|Category:||Head-Up Display [HUD]|
|Object Type:||Display Unit|
|Object Name:||F-16 AFTI HUD|
|Platform(s):||F-16A/B Fighting Falcon|
|Year of Manufacture:||Unknown|
|Location:||Archive Object Store|
PDU HUD Set
In the late 1970s, the USAF laboratories at Wright-Patterson AFB, Ohio, created the Advanced Fighter Technology Integration (AFTI) program office to perform flying demonstrations of advanced technology systems and capabilities for fighter aircraft.
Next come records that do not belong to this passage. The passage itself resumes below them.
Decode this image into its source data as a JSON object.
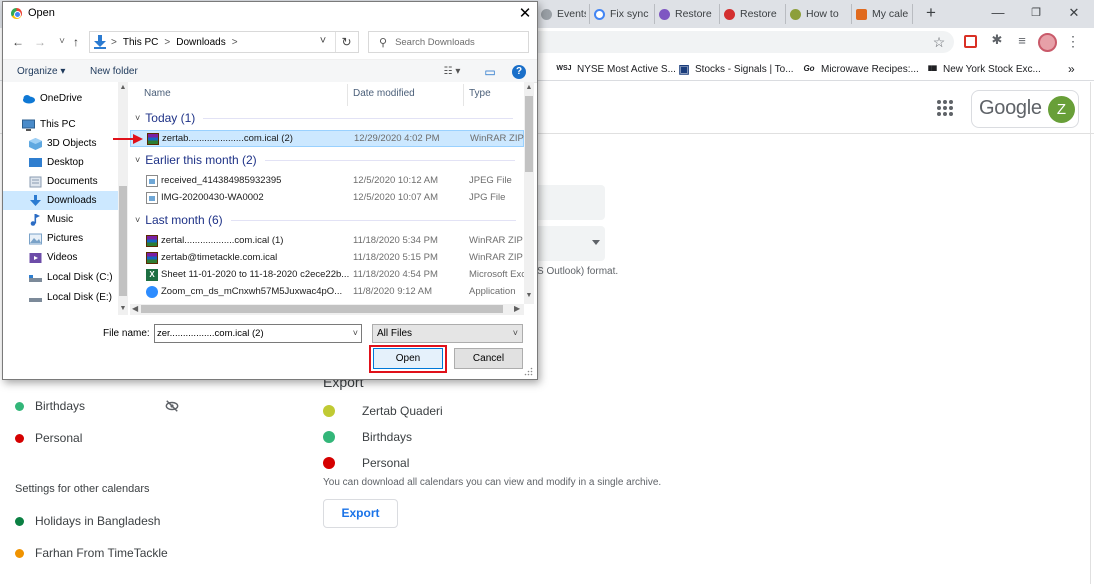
{
  "browser": {
    "tabs": [
      {
        "label": "Events",
        "color": "#5f6368"
      },
      {
        "label": "Fix sync",
        "color": "#4285f4"
      },
      {
        "label": "Restore",
        "color": "#7e57c2"
      },
      {
        "label": "Restore",
        "color": "#d32f2f"
      },
      {
        "label": "How to",
        "color": "#8d9f3a"
      },
      {
        "label": "My cale",
        "color": "#e06a1e"
      }
    ],
    "new_tab": "+",
    "window_controls": {
      "minimize": "—",
      "restore": "❐",
      "close": "✕"
    },
    "toolbar_icons": {
      "star": "☆",
      "extension1": "🛡",
      "puzzle": "✱",
      "playlist": "≡",
      "menu": "⋮"
    },
    "bookmarks": [
      {
        "icon": "WSJ",
        "label": "NYSE Most Active S..."
      },
      {
        "icon": "▣",
        "label": "Stocks - Signals | To..."
      },
      {
        "icon": "Go",
        "label": "Microwave Recipes:..."
      },
      {
        "icon": "▮▮▮",
        "label": "New York Stock Exc..."
      }
    ],
    "bookmarks_overflow": "»"
  },
  "calendar": {
    "google_word": "Google",
    "avatar_letter": "Z",
    "format_text": "S Outlook) format.",
    "export_heading": "Export",
    "export_calendars": [
      {
        "label": "Zertab Quaderi",
        "color": "#c0ca33"
      },
      {
        "label": "Birthdays",
        "color": "#33b679"
      },
      {
        "label": "Personal",
        "color": "#d50000"
      }
    ],
    "export_note": "You can download all calendars you can view and modify in a single archive.",
    "export_button": "Export",
    "my_calendars": [
      {
        "label": "Birthdays",
        "color": "#33b679"
      },
      {
        "label": "Personal",
        "color": "#d50000"
      }
    ],
    "other_calendars_title": "Settings for other calendars",
    "other_calendars": [
      {
        "label": "Holidays in Bangladesh",
        "color": "#0b8043"
      },
      {
        "label": "Farhan From TimeTackle",
        "color": "#f09300"
      }
    ]
  },
  "dialog": {
    "title": "Open",
    "close": "✕",
    "nav": {
      "back": "←",
      "forward": "→",
      "recent": "˅",
      "up": "↑"
    },
    "breadcrumb": [
      "This PC",
      "Downloads"
    ],
    "breadcrumb_sep": ">",
    "refresh": "↻",
    "search_placeholder": "Search Downloads",
    "commands": {
      "organize": "Organize ▾",
      "new_folder": "New folder",
      "view": "☷ ▾",
      "preview": "▭",
      "help": "?"
    },
    "nav_pane": [
      {
        "label": "OneDrive",
        "color": "#0f78d4",
        "selected": false
      },
      {
        "label": "This PC",
        "color": "#4a8bc9",
        "selected": false
      },
      {
        "label": "3D Objects",
        "color": "#5fa8e0",
        "selected": false
      },
      {
        "label": "Desktop",
        "color": "#2f7ecf",
        "selected": false
      },
      {
        "label": "Documents",
        "color": "#8a9bb0",
        "selected": false
      },
      {
        "label": "Downloads",
        "color": "#2b7bd1",
        "selected": true
      },
      {
        "label": "Music",
        "color": "#2b6cc4",
        "selected": false
      },
      {
        "label": "Pictures",
        "color": "#7aa2c8",
        "selected": false
      },
      {
        "label": "Videos",
        "color": "#6d4ca8",
        "selected": false
      },
      {
        "label": "Local Disk (C:)",
        "color": "#7c8a99",
        "selected": false
      },
      {
        "label": "Local Disk (E:)",
        "color": "#7c8a99",
        "selected": false
      }
    ],
    "columns": {
      "name": "Name",
      "date": "Date modified",
      "type": "Type"
    },
    "groups": [
      {
        "title": "Today (1)",
        "files": [
          {
            "name": "zertab.....................com.ical (2)",
            "date": "12/29/2020 4:02 PM",
            "type": "WinRAR ZIP a",
            "icon": "winrar",
            "selected": true
          }
        ]
      },
      {
        "title": "Earlier this month (2)",
        "files": [
          {
            "name": "received_414384985932395",
            "date": "12/5/2020 10:12 AM",
            "type": "JPEG File",
            "icon": "jpeg",
            "selected": false
          },
          {
            "name": "IMG-20200430-WA0002",
            "date": "12/5/2020 10:07 AM",
            "type": "JPG File",
            "icon": "jpeg",
            "selected": false
          }
        ]
      },
      {
        "title": "Last month (6)",
        "files": [
          {
            "name": "zertal...................com.ical (1)",
            "date": "11/18/2020 5:34 PM",
            "type": "WinRAR ZIP a",
            "icon": "winrar",
            "selected": false
          },
          {
            "name": "zertab@timetackle.com.ical",
            "date": "11/18/2020 5:15 PM",
            "type": "WinRAR ZIP a",
            "icon": "winrar",
            "selected": false
          },
          {
            "name": "Sheet 11-01-2020 to 11-18-2020 c2ece22b...",
            "date": "11/18/2020 4:54 PM",
            "type": "Microsoft Exc",
            "icon": "excel",
            "selected": false
          },
          {
            "name": "Zoom_cm_ds_mCnxwh57M5Juxwac4pO...",
            "date": "11/8/2020 9:12 AM",
            "type": "Application",
            "icon": "zoom",
            "selected": false
          }
        ]
      }
    ],
    "file_name_label": "File name:",
    "file_name_value": "zer.................com.ical (2)",
    "filter": "All Files",
    "open_button": "Open",
    "cancel_button": "Cancel",
    "highlight_color": "#e0111a"
  }
}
F-16A No. 6 was chosen to be the primary flying test bed for the program, and the aircraft was designated AFTI/F-16. An F-16 was chosen because of its modern features, its ease of integrating advanced systems, its low operations and maintenance costs, and the reduced risk of transitioning the technologies to the Air Force's large F-16 fleet.
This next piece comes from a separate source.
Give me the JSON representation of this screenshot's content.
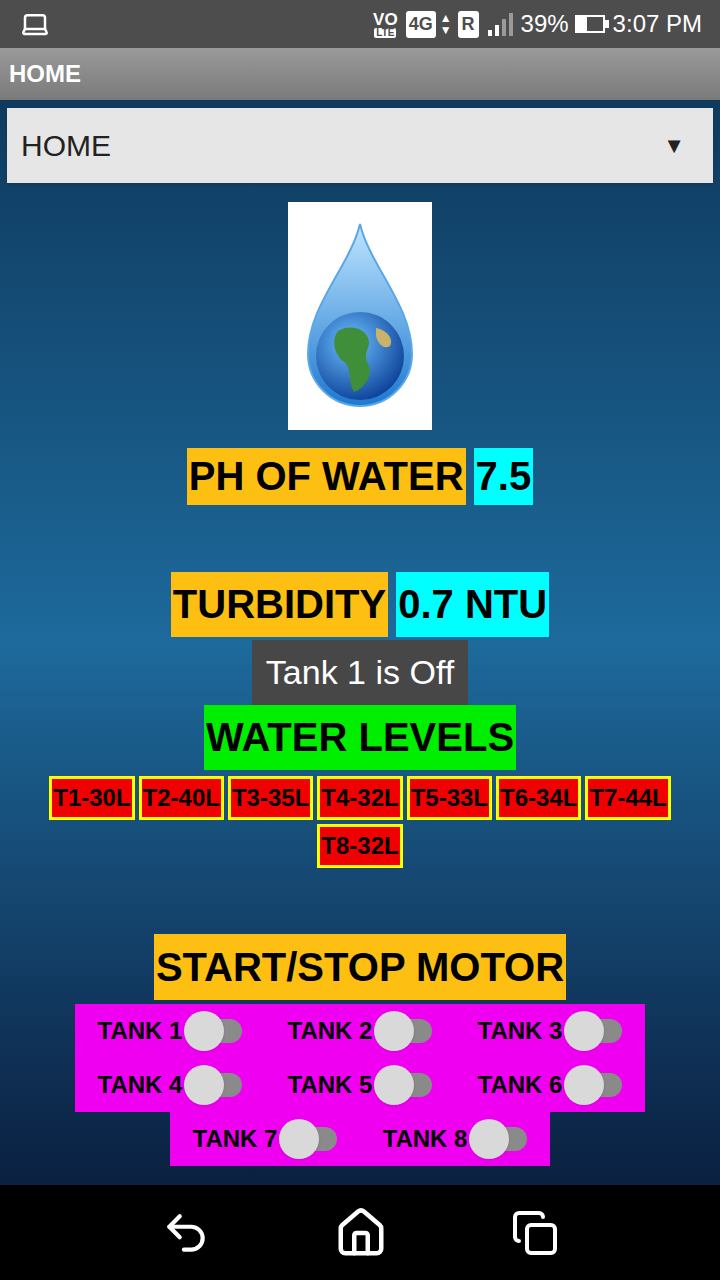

The aircraft received advanced avionics and cockpit modifications, which were forerunners of those systems in the F-16C/D first produced in 1984. An experimental HUD was one of those modifications. The AFTI PDU had a new larger optical module giving an enhanced field of view of 15deg in azimuth by 20° in elevation with a 25° TFOV. This compares with the original F-16A/B with a 20° circular and an instantaneous FoV of 9° in azimuth by 13.4° in elevation. An extra 1.5° in elevation was accomplished by fitting a very thick combiner which gave the effect of a dual combiner glass. Special coatings on the forward and aft surfaces of the combiner transferred the image between the surfaces with no banding or false horizon. This new glass gave an improved vertical field of view without so much birdstrike risk that the conventional dual combiner construction would have in an aircraft with a one-piece "bubble" canopy. In the event this thick combiner proved unsuccessful and the later F-16C/D reverted to the normal glass. In addition the symbology was much modified in the Electronics Unit to work with the capability that the AFTI now had with its new digital flight control system.